INPUT DATA:
= Beginning of Section =

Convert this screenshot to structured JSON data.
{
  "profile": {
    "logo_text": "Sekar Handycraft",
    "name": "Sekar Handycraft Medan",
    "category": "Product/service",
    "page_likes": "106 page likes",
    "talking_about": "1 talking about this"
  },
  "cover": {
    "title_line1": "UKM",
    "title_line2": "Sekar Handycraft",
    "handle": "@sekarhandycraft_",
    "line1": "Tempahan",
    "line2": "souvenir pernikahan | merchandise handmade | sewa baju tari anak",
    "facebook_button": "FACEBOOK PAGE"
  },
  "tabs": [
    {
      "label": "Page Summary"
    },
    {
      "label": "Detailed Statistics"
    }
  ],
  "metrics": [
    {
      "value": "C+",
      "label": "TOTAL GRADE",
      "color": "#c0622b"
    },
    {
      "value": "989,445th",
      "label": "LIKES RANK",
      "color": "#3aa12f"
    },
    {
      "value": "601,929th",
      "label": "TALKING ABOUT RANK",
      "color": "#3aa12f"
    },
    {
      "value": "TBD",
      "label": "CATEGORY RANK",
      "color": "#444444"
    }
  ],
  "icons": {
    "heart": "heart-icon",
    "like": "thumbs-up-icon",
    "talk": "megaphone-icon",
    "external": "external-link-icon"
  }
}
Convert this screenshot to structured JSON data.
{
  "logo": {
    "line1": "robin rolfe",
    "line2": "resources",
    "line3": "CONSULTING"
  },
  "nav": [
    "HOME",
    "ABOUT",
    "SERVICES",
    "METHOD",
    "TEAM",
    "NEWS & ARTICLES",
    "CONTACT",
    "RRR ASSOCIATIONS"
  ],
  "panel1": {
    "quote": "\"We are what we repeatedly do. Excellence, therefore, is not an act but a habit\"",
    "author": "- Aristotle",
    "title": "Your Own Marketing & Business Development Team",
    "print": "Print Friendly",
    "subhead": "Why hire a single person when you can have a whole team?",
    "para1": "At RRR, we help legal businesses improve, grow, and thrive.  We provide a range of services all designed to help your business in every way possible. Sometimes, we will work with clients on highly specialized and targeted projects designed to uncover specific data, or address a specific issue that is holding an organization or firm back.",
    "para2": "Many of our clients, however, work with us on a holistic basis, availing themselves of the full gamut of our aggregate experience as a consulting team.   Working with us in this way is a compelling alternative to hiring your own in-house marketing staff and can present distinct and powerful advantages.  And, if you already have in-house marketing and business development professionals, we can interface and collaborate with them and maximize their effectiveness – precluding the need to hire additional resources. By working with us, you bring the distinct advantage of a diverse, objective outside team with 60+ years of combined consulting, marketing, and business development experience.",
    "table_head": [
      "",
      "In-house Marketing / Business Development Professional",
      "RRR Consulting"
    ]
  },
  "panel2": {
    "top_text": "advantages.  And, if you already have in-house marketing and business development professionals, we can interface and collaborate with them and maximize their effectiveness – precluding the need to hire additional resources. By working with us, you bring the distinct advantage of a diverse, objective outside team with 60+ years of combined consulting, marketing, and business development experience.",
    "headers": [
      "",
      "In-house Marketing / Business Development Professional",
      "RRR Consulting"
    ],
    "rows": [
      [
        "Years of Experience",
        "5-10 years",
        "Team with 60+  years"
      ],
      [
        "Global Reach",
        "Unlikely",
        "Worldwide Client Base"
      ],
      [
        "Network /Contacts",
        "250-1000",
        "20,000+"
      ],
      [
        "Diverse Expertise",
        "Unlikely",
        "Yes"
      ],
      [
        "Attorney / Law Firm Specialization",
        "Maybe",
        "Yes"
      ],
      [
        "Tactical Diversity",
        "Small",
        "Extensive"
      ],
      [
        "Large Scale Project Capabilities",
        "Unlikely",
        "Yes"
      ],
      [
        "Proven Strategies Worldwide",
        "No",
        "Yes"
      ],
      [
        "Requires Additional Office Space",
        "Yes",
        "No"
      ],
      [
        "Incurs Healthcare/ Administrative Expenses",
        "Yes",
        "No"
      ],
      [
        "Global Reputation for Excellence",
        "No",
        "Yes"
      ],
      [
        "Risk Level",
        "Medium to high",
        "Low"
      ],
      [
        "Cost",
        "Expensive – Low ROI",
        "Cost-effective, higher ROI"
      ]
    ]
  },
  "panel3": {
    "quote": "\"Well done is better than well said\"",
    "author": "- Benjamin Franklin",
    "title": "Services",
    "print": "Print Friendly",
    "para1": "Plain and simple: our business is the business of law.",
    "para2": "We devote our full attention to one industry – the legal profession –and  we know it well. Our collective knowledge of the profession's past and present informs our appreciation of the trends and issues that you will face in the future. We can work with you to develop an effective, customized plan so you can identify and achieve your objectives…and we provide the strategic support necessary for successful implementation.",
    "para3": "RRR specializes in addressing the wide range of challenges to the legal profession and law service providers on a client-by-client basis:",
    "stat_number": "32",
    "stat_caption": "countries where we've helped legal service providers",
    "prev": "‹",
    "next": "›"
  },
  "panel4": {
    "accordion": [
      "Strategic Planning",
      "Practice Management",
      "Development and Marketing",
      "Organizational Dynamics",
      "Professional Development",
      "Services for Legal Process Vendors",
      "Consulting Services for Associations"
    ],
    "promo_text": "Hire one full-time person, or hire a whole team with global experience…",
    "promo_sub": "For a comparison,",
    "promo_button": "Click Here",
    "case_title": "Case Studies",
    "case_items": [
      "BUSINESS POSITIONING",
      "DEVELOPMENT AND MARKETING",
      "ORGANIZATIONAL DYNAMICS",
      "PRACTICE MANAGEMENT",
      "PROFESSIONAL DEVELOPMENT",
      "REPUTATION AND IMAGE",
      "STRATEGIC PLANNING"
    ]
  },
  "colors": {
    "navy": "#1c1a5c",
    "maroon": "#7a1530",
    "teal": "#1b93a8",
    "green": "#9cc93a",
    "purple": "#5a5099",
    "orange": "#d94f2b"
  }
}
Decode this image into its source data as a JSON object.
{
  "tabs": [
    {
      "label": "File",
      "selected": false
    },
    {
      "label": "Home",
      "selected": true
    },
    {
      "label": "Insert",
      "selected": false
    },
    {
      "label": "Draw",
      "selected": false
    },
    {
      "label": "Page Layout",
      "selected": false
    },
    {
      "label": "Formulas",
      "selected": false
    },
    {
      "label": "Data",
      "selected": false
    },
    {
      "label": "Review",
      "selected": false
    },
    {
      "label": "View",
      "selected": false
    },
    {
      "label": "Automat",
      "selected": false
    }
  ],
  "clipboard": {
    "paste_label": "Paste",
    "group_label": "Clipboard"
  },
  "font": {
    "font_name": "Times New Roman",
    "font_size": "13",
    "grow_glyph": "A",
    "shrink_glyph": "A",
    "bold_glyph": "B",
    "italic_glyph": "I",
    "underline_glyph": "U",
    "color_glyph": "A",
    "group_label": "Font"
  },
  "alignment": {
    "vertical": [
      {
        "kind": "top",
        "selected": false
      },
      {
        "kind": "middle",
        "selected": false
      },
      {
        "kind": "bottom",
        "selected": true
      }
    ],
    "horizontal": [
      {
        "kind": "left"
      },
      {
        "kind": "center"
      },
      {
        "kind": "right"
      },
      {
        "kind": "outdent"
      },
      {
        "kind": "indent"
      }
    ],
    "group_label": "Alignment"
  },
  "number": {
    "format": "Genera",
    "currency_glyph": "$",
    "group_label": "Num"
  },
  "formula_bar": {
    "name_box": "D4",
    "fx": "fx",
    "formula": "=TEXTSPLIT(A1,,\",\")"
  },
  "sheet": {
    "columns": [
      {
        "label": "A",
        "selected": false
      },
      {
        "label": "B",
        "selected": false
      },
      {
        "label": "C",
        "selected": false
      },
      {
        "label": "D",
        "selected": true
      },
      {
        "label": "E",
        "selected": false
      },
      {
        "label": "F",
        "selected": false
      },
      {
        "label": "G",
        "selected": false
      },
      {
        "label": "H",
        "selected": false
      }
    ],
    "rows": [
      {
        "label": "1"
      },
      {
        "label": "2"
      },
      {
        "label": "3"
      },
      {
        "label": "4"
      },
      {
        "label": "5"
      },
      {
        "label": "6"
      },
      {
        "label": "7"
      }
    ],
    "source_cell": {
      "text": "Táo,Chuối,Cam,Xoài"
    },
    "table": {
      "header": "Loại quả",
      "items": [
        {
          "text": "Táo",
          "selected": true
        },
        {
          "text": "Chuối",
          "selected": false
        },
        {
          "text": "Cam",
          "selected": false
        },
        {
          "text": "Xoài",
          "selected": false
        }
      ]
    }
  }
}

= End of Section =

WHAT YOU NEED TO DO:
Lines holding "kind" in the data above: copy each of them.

ANSWER BELOW:
        "kind": "top",
        "kind": "middle",
        "kind": "bottom",
        "kind": "left"
        "kind": "center"
        "kind": "right"
        "kind": "outdent"
        "kind": "indent"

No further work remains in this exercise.